IN THE MIRROR
Ever since you left, I see fragments of you in the mirror.
That glint you had in your eyes every time you did something mischievous, like when you began to grill chiles on the parilla, knowing very well we’d all start to cough, throwing the windows wide open and running out into the hall while you smiled to yourself over the stove, unbothered—I have it here. The lines you had around your mouth, the curve of your brow, your lips. I see you in the jacket I am wearing, your eyes in each button, your smile in every stitch. I’ll probably wear this until I burst through the seams, just because you were the one that gave it to me.
Even the way your hair used to flow—or rather, stood up, so straight it stuck out as if a storm was approaching—I see it in that woman there, the one I’ve become. I wear it in braids too. That’s how you tried to tame it back then, before it fell out and you began to wear those hats you’d knit.
You appear in my earrings, the purple ones you gave me the last time we met. Did you know you were going away back then? It seemed that way. You pulled out your jewelry box and offered me jewels by the handful. I regret not taking them all, but you see I didn’t want you to think I was greedy. You insisted and I refused, now I wish I’d taken everything, so that I could have more of you. I never got enough.

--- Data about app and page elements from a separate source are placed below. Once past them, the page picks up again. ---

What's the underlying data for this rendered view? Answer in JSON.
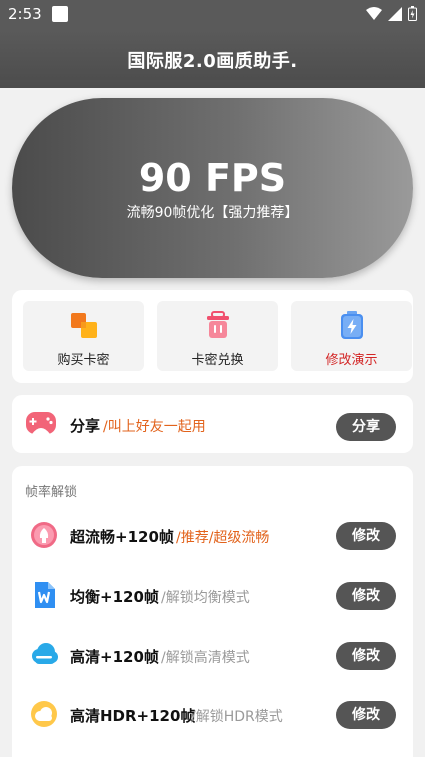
{
  "status": {
    "time": "2:53"
  },
  "header": {
    "title": "国际服2.0画质助手."
  },
  "hero": {
    "fps": "90 FPS",
    "subtitle": "流畅90帧优化【强力推荐】"
  },
  "actions": [
    {
      "label": "购买卡密",
      "icon": "cube-icon"
    },
    {
      "label": "卡密兑换",
      "icon": "trash-icon"
    },
    {
      "label": "修改演示",
      "icon": "lightning-icon"
    }
  ],
  "share": {
    "title": "分享",
    "desc": "/叫上好友一起用",
    "button": "分享"
  },
  "unlock": {
    "section_title": "帧率解锁",
    "modes": [
      {
        "title": "超流畅+120帧",
        "desc": "/推荐/超级流畅",
        "button": "修改"
      },
      {
        "title": "均衡+120帧",
        "desc": "/解锁均衡模式",
        "button": "修改"
      },
      {
        "title": "高清+120帧",
        "desc": "/解锁高清模式",
        "button": "修改"
      },
      {
        "title": "高清HDR+120帧",
        "desc": "/解锁HDR模式",
        "button": "修改"
      }
    ]
  },
  "colors": {
    "accent_orange": "#e2631c",
    "muted_gray": "#9a9a9a",
    "demo_red": "#d32626",
    "button_dark": "#555555"
  }
}
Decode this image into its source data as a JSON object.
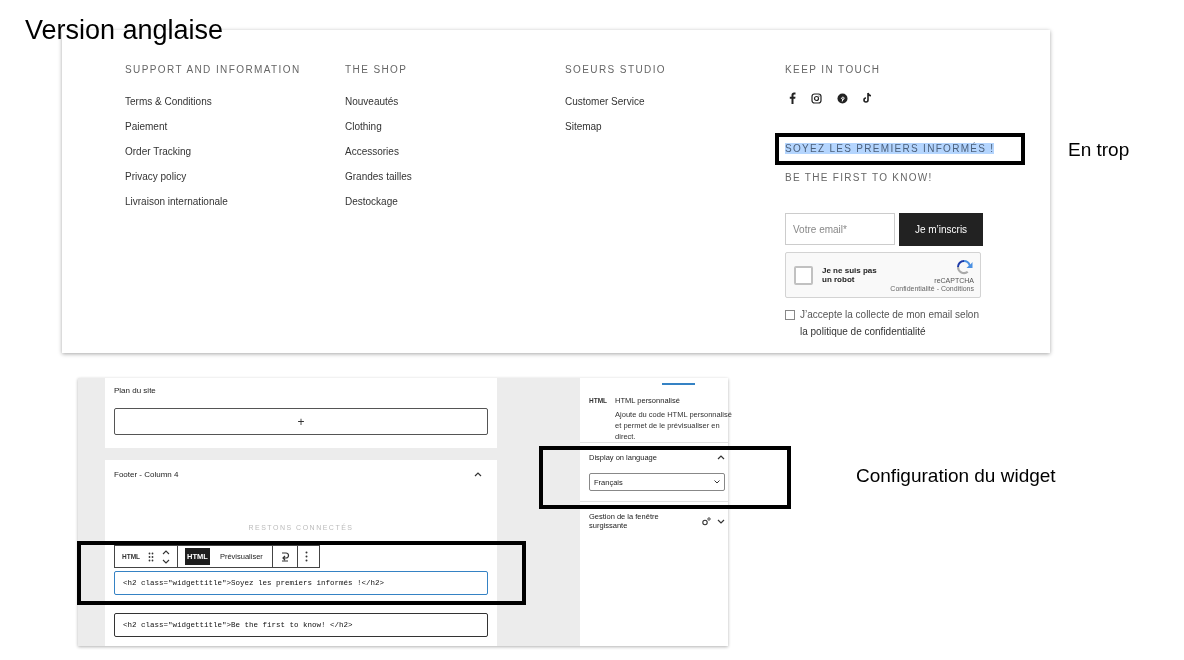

Now, Mom insists I look nothing like you. As she grows older and becomes your carbon copy, she tells me I’ve always taken after my father’s side of the family. And maybe she’s right and this is only wishful thinking. Maybe I just don’t want to let you go.
Mi abuelita querida, quiereme mucho. Even if you’re not here anymore
Alejandra Medina is a Latina writer and current undergraduate student born and raised in the city of Los Angeles, California. Her work has been published in several literary journals, most recently Unpublished Magazine and Lucky Jefferson, with other publications forthcoming.
"El Dia de los Muertos is an opportunity to reconnect with family, both living and dead. People are expected mourn their loved ones but we hardly ever get a chance to celebrate who these people were when they were alive and well. That is what this holiday is: the celebration of life, that which has moved on to a different realm of reality, and that which still exists here."